I wasn’t good at music, art, dance, sports, school, etc.…but what I was good at was being responsible, planning ahead, and being disciplined. I excelled in finance. I found/find great joy in planning budgets, creating pie charts of our spending, and graphing our savings accounts. I have such a fear of owing someone something that when I graduated from college with a double major I had no student loans or debts. When I bought a car and took out a five-year loan, I had to pay if off four years early because I couldn’t handle something being unsettled. I have come a long way since that insecure young girl, but my tendencies for being ahead of the game and being organized in finances often times ends up consuming me. Instead of trusting God to provide like He promises, I have to do the math and make sure the numbers come out all right at the end of the day. I want to be in control of this area of my life.
The Generous Free Spirit
When we were dating, one of the reasons I knew I loved Jason and wanted to marry him was his generosity. One night we went to a local restaurant where Jason ordered two meals: one to eat in the restaurant and another to go. I thought at the time he was planning ahead for a lunch to take to work the next day (my planning ahead personality thought this was awesome). As we left the restaurant that night we made a quick stop at the local grocery store. Jason told me to wait in the car and he would be right back. I watched as he took the warm, nutritious meal to a man who was homeless. When he got back in the car I began to ask him questions only to discover that the man I loved had a friendship with this man. They were on a first name basis and had jokes and nicknames. Jason would often go to the store and pick up things for his friend, but more than just give him items, he would also talk with him. I knew that night that the man whose hand I held was the most giving person I ever knew.
I remember praying to God that night and thanking Him for putting Jason in my life because I had so much to learn from him. Jason wasn’t just one of those guys who gave on Sunday mornings—he was the guy who gave when no one was looking, just like the widow’s offering. He still gives like he did when we were dating: to family members who need a little cheer, to a co-worker in need of some coffee, to a friend who is on the mission field. It isn’t even a second thought for him; his default is GIVE.
Giving Freely, with Wisdom
Much like all areas of marriage, we are learning to find a compromise. Neither of our views are incorrect or fully correct: they are only correct when put together. God asks us to be wise with what He gave us and to give generously. Jason is learning that planning ahead lets us be able to experience new opportunities like going on vacations or taking classes. I am learning that it is ok to live by faith that God will provide. There are times when we rely on the other person’s strengths: Jason trusts me when I tell him that this is the month to get that car part fixed, and I have learned from Jason to challenge myself to give more from the heart and not thinking with numbers. Knowing that finances is what Jesus talked the most about in the gospels and is also something that tears so many marriages apart, we know this is a topic that we need to work intentionally on together. With Jason’s hand in mine, and our eyes on Christ, we choose to give freely while being wise.
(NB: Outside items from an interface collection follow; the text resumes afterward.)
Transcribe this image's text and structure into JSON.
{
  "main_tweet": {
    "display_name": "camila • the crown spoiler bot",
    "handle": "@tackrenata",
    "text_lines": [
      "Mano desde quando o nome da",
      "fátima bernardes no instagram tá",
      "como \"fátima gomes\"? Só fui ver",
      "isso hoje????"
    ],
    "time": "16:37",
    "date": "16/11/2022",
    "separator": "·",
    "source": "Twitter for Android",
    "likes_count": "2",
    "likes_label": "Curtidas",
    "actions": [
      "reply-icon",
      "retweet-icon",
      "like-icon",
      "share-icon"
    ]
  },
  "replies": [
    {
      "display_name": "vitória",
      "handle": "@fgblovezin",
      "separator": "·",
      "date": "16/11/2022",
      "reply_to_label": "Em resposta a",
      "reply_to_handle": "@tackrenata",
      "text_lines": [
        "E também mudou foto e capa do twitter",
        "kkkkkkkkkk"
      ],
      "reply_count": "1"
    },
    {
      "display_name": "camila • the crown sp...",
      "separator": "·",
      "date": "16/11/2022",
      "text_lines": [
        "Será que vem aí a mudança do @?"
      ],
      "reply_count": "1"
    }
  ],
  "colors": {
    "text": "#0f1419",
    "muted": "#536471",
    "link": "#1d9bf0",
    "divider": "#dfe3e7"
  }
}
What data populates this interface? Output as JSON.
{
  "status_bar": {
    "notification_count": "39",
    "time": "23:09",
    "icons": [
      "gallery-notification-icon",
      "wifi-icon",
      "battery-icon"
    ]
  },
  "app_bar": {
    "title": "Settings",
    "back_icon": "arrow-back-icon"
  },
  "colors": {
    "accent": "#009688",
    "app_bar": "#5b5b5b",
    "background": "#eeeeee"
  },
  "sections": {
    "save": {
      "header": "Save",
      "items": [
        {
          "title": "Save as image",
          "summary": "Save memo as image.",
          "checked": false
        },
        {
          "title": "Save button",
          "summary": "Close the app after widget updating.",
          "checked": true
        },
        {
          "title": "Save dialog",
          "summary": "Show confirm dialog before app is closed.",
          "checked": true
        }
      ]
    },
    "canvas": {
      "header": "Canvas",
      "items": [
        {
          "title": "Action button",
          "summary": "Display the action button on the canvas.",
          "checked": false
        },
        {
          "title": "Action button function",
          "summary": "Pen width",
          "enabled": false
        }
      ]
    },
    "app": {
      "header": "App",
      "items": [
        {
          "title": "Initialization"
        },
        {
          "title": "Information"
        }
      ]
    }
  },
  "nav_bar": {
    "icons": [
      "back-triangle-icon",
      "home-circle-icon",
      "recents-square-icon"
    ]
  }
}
Jason and Sherri Vaught are a dedicated young couple following Jesus here at Elmbrook Church. They are on a journey to live an open-handed generosity lifestyle. You can find both on them serving in the Mission Café, where Jason is an assistant manager, and Sherri is also on the Elmbrook staff, exercising her eye for detail as our Facility Scheduler. As a newly married couple you can find them enjoying a road trip adventure, or an evening game night with a fresh bowl of guacamole.